A few more links: Helena Cobban visits Ramallah. ~~ Spiritually speaking, women are stronger than men. ~~ Thinking ahead to October 2009--who's tempted by this gathering? ~~ In The Atlantic, Richard Florida considers "how the crash will reshape America." Teasers: "Metabolism and talent-clustering are important to the fortunes of U.S. city-regions in good times, but they’re even more so when times get tough." "If there is one constant in the history of capitalist development, it is the ever-more-intensive use of space. Today, we need to begin making smarter use of both our urban spaces and the suburban rings that surround them—packing in more people, more affordably, while at the same time improving their quality of life." ~~ George Fox University will host Victor Nakah, a Presbyterian pastor and president of Theological College of Zimbabwe, for its annual John Woolman Peacemaking Forum March 9-10. ~~ "Experiencing the depths of Jesus Christ"--an exchange on aspiration vs reality, or as Mike Morrell puts it, "truth in labeling."

Erja Lyytinen with yet another cover of the classic "It Hurts Me Too." I'll be looking for more from her.


Bill Samuel said...

Regarding Congressional pork - a major problem with the earmarks is that they do not go through a careful procedure of examination on the merits using a set of considered criteria. Rather, they are chosen based solely on political muscle.

Many of them do seem like worthwhile projects. But where should they stand on the priority list, and are they legitimate priorities for Federal spending vs. using resources from elsewhere, including the private sector that may benefit?

I don't think legislative bodies are good grant-making agencies, certainly at the Federal level. One needs people with experience related to the type of project to evaluate proposals carefully. Executive agencies don't always do this well, but they certainly have the potential to organize themselves to do a decent job of it.

Johan Maurer said...

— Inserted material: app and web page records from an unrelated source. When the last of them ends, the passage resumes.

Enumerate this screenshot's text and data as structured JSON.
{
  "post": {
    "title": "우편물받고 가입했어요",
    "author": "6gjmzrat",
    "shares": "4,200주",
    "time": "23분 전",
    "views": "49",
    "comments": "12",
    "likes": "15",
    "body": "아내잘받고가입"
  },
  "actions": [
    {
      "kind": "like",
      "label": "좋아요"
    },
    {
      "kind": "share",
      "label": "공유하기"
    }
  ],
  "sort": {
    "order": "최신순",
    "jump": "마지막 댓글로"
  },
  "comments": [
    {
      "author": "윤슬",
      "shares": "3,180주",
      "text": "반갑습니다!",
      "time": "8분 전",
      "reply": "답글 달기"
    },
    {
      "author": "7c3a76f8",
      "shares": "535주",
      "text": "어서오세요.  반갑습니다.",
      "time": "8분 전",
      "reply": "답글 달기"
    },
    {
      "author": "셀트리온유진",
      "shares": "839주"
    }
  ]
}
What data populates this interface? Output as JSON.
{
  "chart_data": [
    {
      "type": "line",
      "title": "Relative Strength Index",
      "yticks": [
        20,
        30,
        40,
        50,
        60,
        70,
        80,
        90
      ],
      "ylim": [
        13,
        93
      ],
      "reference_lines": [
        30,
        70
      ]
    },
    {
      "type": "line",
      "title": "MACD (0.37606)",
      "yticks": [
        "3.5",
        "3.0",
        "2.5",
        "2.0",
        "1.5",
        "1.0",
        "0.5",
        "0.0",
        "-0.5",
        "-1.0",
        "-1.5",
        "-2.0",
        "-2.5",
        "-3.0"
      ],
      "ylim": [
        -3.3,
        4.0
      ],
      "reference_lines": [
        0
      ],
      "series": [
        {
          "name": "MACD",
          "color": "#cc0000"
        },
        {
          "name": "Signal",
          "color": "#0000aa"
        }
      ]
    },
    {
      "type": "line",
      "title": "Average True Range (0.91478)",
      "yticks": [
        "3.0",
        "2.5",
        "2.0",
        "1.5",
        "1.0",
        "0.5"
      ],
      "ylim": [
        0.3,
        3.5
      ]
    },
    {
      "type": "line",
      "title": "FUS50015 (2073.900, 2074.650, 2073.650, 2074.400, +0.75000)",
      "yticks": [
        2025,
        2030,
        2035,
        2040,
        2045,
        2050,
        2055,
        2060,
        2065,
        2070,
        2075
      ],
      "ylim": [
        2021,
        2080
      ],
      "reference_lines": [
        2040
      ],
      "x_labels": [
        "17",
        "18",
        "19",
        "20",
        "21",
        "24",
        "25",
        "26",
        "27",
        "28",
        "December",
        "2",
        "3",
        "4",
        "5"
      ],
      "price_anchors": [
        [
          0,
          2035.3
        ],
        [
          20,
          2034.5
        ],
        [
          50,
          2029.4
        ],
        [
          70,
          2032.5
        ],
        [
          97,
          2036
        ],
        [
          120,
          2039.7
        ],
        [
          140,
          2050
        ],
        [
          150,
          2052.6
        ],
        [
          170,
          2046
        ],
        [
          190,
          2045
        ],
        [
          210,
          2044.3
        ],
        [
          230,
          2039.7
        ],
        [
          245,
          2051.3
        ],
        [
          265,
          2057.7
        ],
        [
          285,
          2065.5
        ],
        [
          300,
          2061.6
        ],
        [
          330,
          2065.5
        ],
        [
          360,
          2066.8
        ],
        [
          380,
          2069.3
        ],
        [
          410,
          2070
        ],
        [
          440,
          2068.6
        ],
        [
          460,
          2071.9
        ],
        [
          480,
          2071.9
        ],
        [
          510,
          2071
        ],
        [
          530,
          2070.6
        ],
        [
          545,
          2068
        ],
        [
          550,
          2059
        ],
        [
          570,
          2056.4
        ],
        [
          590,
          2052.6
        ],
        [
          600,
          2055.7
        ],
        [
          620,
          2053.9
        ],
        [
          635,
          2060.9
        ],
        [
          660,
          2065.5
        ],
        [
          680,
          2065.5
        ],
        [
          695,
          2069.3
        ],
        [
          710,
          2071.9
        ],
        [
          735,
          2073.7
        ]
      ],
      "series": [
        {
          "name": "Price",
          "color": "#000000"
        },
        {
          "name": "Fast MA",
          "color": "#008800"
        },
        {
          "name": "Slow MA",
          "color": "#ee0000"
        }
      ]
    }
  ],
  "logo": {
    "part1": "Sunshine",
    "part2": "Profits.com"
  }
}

Bill: all good questions. In general, I think we should remember Bob Gill's dictum that "the problem is the problem"--too often our "solutions" are aimed at some anxiety, side issue, or diversion other than facing the main problem: discerning and funding worthwhile projects.